[AVAILABLE DATA Boundary: Start]

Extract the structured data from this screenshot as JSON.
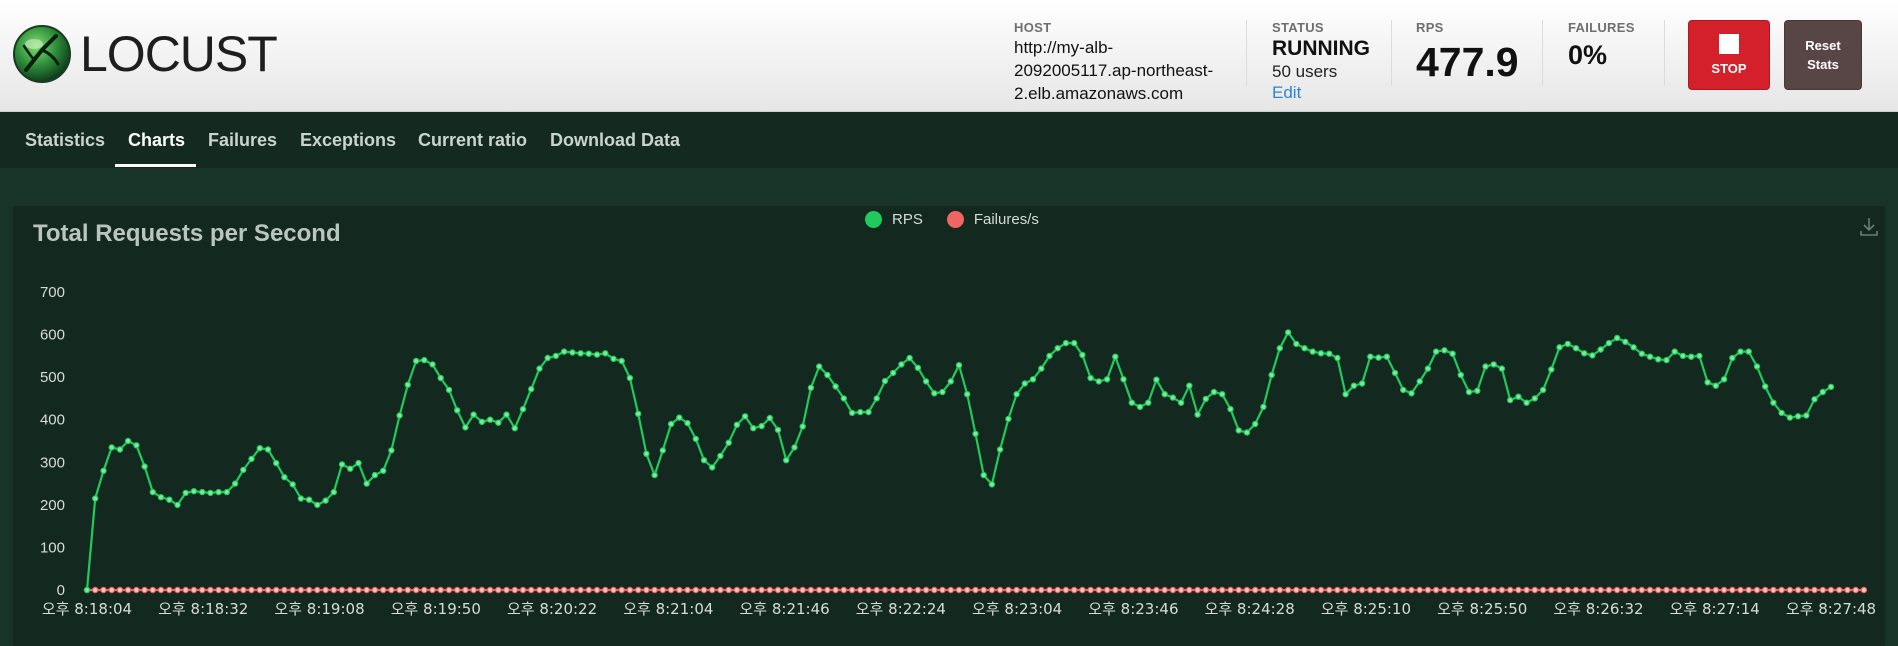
{
  "app": {
    "name": "LOCUST"
  },
  "header": {
    "host_label": "HOST",
    "host_lines": [
      "http://my-alb-",
      "2092005117.ap-northeast-",
      "2.elb.amazonaws.com"
    ],
    "status_label": "STATUS",
    "status_value": "RUNNING",
    "users": "50 users",
    "edit_label": "Edit",
    "rps_label": "RPS",
    "rps_value": "477.9",
    "failures_label": "FAILURES",
    "failures_value": "0%",
    "stop_label": "STOP",
    "reset_label_1": "Reset",
    "reset_label_2": "Stats"
  },
  "tabs": [
    {
      "label": "Statistics",
      "active": false
    },
    {
      "label": "Charts",
      "active": true
    },
    {
      "label": "Failures",
      "active": false
    },
    {
      "label": "Exceptions",
      "active": false
    },
    {
      "label": "Current ratio",
      "active": false
    },
    {
      "label": "Download Data",
      "active": false
    }
  ],
  "colors": {
    "rps_line": "#1fcb5c",
    "rps_point_fill": "#7fe79f",
    "failures_line": "#f06464",
    "failures_point_fill": "#ffc3c3",
    "stop_button": "#d3202a",
    "reset_button": "#584646",
    "edit_link": "#2e87c6",
    "axis_text": "#d6ddd9"
  },
  "icons": {
    "download": "download-icon",
    "stop": "stop-square-icon",
    "logo": "locust-logo-icon"
  },
  "chart_data": {
    "type": "line",
    "title": "Total Requests per Second",
    "legend": [
      "RPS",
      "Failures/s"
    ],
    "legend_placement": "top-center",
    "ylim": [
      0,
      700
    ],
    "yticks": [
      0,
      100,
      200,
      300,
      400,
      500,
      600,
      700
    ],
    "grid": false,
    "xtick_labels": [
      "오후 8:18:04",
      "오후 8:18:32",
      "오후 8:19:08",
      "오후 8:19:50",
      "오후 8:20:22",
      "오후 8:21:04",
      "오후 8:21:46",
      "오후 8:22:24",
      "오후 8:23:04",
      "오후 8:23:46",
      "오후 8:24:28",
      "오후 8:25:10",
      "오후 8:25:50",
      "오후 8:26:32",
      "오후 8:27:14",
      "오후 8:27:48"
    ],
    "series": [
      {
        "name": "RPS",
        "values": [
          0,
          215,
          280,
          335,
          330,
          350,
          340,
          290,
          230,
          218,
          212,
          200,
          228,
          232,
          230,
          228,
          230,
          230,
          250,
          282,
          308,
          333,
          330,
          298,
          265,
          248,
          215,
          212,
          200,
          210,
          230,
          295,
          285,
          298,
          250,
          270,
          280,
          328,
          410,
          482,
          538,
          540,
          530,
          498,
          470,
          422,
          382,
          412,
          395,
          400,
          393,
          412,
          380,
          425,
          472,
          520,
          545,
          550,
          560,
          558,
          556,
          555,
          553,
          556,
          543,
          538,
          498,
          414,
          320,
          270,
          328,
          390,
          405,
          392,
          355,
          305,
          288,
          315,
          346,
          388,
          408,
          380,
          385,
          404,
          376,
          305,
          335,
          384,
          475,
          525,
          505,
          478,
          450,
          416,
          418,
          418,
          450,
          491,
          510,
          530,
          545,
          522,
          490,
          462,
          465,
          490,
          528,
          460,
          367,
          270,
          248,
          330,
          402,
          460,
          485,
          495,
          520,
          550,
          568,
          580,
          580,
          552,
          498,
          490,
          495,
          548,
          495,
          440,
          430,
          440,
          494,
          460,
          452,
          440,
          480,
          412,
          449,
          465,
          460,
          425,
          375,
          370,
          390,
          430,
          505,
          568,
          605,
          578,
          568,
          560,
          556,
          555,
          545,
          460,
          480,
          485,
          548,
          546,
          548,
          510,
          470,
          462,
          490,
          520,
          560,
          563,
          555,
          505,
          465,
          468,
          525,
          530,
          520,
          446,
          454,
          440,
          450,
          470,
          518,
          570,
          578,
          568,
          556,
          551,
          565,
          580,
          592,
          583,
          570,
          555,
          548,
          542,
          540,
          560,
          550,
          548,
          550,
          488,
          480,
          495,
          545,
          560,
          560,
          525,
          478,
          440,
          416,
          405,
          408,
          410,
          448,
          465,
          477
        ]
      },
      {
        "name": "Failures/s",
        "values": [
          0,
          0,
          0,
          0,
          0,
          0,
          0,
          0,
          0,
          0,
          0,
          0,
          0,
          0,
          0,
          0,
          0,
          0,
          0,
          0,
          0,
          0,
          0,
          0,
          0,
          0,
          0,
          0,
          0,
          0,
          0,
          0,
          0,
          0,
          0,
          0,
          0,
          0,
          0,
          0,
          0,
          0,
          0,
          0,
          0,
          0,
          0,
          0,
          0,
          0,
          0,
          0,
          0,
          0,
          0,
          0,
          0,
          0,
          0,
          0,
          0,
          0,
          0,
          0,
          0,
          0,
          0,
          0,
          0,
          0,
          0,
          0,
          0,
          0,
          0,
          0,
          0,
          0,
          0,
          0,
          0,
          0,
          0,
          0,
          0,
          0,
          0,
          0,
          0,
          0,
          0,
          0,
          0,
          0,
          0,
          0,
          0,
          0,
          0,
          0,
          0,
          0,
          0,
          0,
          0,
          0,
          0,
          0,
          0,
          0,
          0,
          0,
          0,
          0,
          0,
          0,
          0,
          0,
          0,
          0,
          0,
          0,
          0,
          0,
          0,
          0,
          0,
          0,
          0,
          0,
          0,
          0,
          0,
          0,
          0,
          0,
          0,
          0,
          0,
          0,
          0,
          0,
          0,
          0,
          0,
          0,
          0,
          0,
          0,
          0,
          0,
          0,
          0,
          0,
          0,
          0,
          0,
          0,
          0,
          0,
          0,
          0,
          0,
          0,
          0,
          0,
          0,
          0,
          0,
          0,
          0,
          0,
          0,
          0,
          0,
          0,
          0,
          0,
          0,
          0,
          0,
          0,
          0,
          0,
          0,
          0,
          0,
          0,
          0,
          0,
          0,
          0,
          0,
          0,
          0,
          0,
          0,
          0,
          0,
          0,
          0,
          0,
          0,
          0,
          0,
          0,
          0,
          0,
          0,
          0,
          0,
          0,
          0,
          0,
          0,
          0,
          0
        ]
      }
    ]
  }
}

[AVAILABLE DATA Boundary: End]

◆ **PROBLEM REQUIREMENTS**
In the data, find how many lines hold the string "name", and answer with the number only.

◆ **ANSWER SPACE**
3